Start of Exercise materials

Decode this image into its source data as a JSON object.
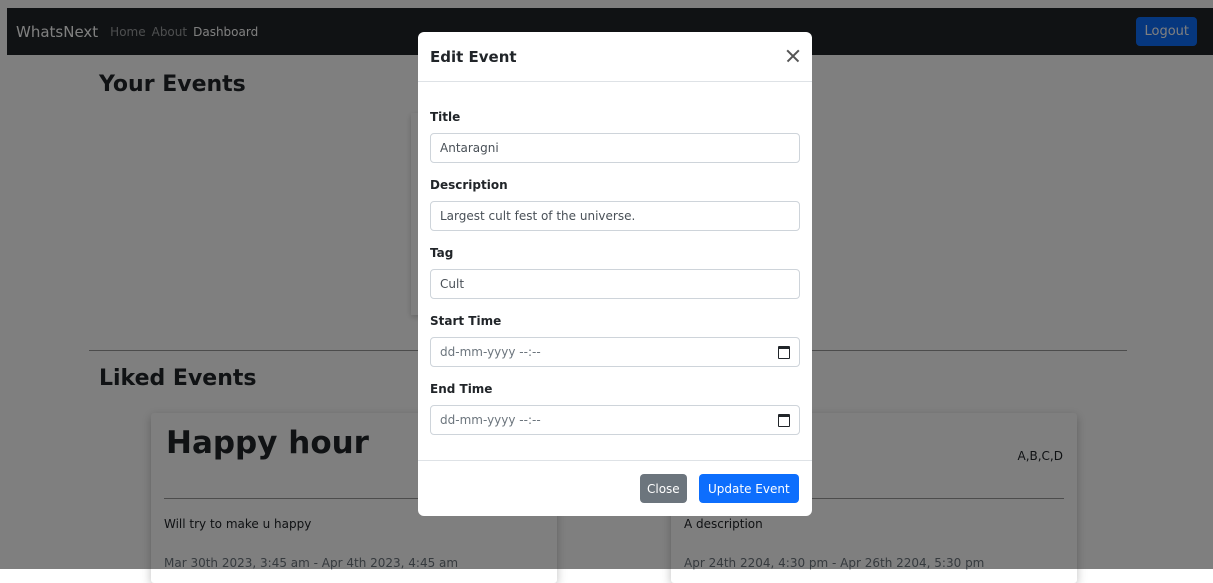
{
  "navbar": {
    "brand": "WhatsNext",
    "links": [
      {
        "label": "Home"
      },
      {
        "label": "About"
      },
      {
        "label": "Dashboard"
      }
    ],
    "logout_label": "Logout"
  },
  "page": {
    "your_events_title": "Your Events",
    "liked_events_title": "Liked Events",
    "liked_events": [
      {
        "title": "Happy hour",
        "tag": "",
        "description": "Will try to make u happy",
        "time": "Mar 30th 2023, 3:45 am - Apr 4th 2023, 4:45 am"
      },
      {
        "title": "",
        "tag": "A,B,C,D",
        "description": "A description",
        "time": "Apr 24th 2204, 4:30 pm - Apr 26th 2204, 5:30 pm"
      }
    ]
  },
  "modal": {
    "title": "Edit Event",
    "fields": {
      "title": {
        "label": "Title",
        "value": "Antaragni"
      },
      "description": {
        "label": "Description",
        "value": "Largest cult fest of the universe."
      },
      "tag": {
        "label": "Tag",
        "value": "Cult"
      },
      "start_time": {
        "label": "Start Time",
        "placeholder": "dd-mm-yyyy --:--"
      },
      "end_time": {
        "label": "End Time",
        "placeholder": "dd-mm-yyyy --:--"
      }
    },
    "close_label": "Close",
    "update_label": "Update Event"
  },
  "colors": {
    "primary": "#0d6efd",
    "secondary": "#6c757d",
    "navbar_bg": "#212529"
  }
}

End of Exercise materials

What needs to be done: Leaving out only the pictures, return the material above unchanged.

Answer section:
Decode this image into its source data as a JSON object.
{
  "navbar": {
    "brand": "WhatsNext",
    "links": [
      {
        "label": "Home"
      },
      {
        "label": "About"
      },
      {
        "label": "Dashboard"
      }
    ],
    "logout_label": "Logout"
  },
  "page": {
    "your_events_title": "Your Events",
    "liked_events_title": "Liked Events",
    "liked_events": [
      {
        "title": "Happy hour",
        "tag": "",
        "description": "Will try to make u happy",
        "time": "Mar 30th 2023, 3:45 am - Apr 4th 2023, 4:45 am"
      },
      {
        "title": "",
        "tag": "A,B,C,D",
        "description": "A description",
        "time": "Apr 24th 2204, 4:30 pm - Apr 26th 2204, 5:30 pm"
      }
    ]
  },
  "modal": {
    "title": "Edit Event",
    "fields": {
      "title": {
        "label": "Title",
        "value": "Antaragni"
      },
      "description": {
        "label": "Description",
        "value": "Largest cult fest of the universe."
      },
      "tag": {
        "label": "Tag",
        "value": "Cult"
      },
      "start_time": {
        "label": "Start Time",
        "placeholder": "dd-mm-yyyy --:--"
      },
      "end_time": {
        "label": "End Time",
        "placeholder": "dd-mm-yyyy --:--"
      }
    },
    "close_label": "Close",
    "update_label": "Update Event"
  },
  "colors": {
    "primary": "#0d6efd",
    "secondary": "#6c757d",
    "navbar_bg": "#212529"
  }
}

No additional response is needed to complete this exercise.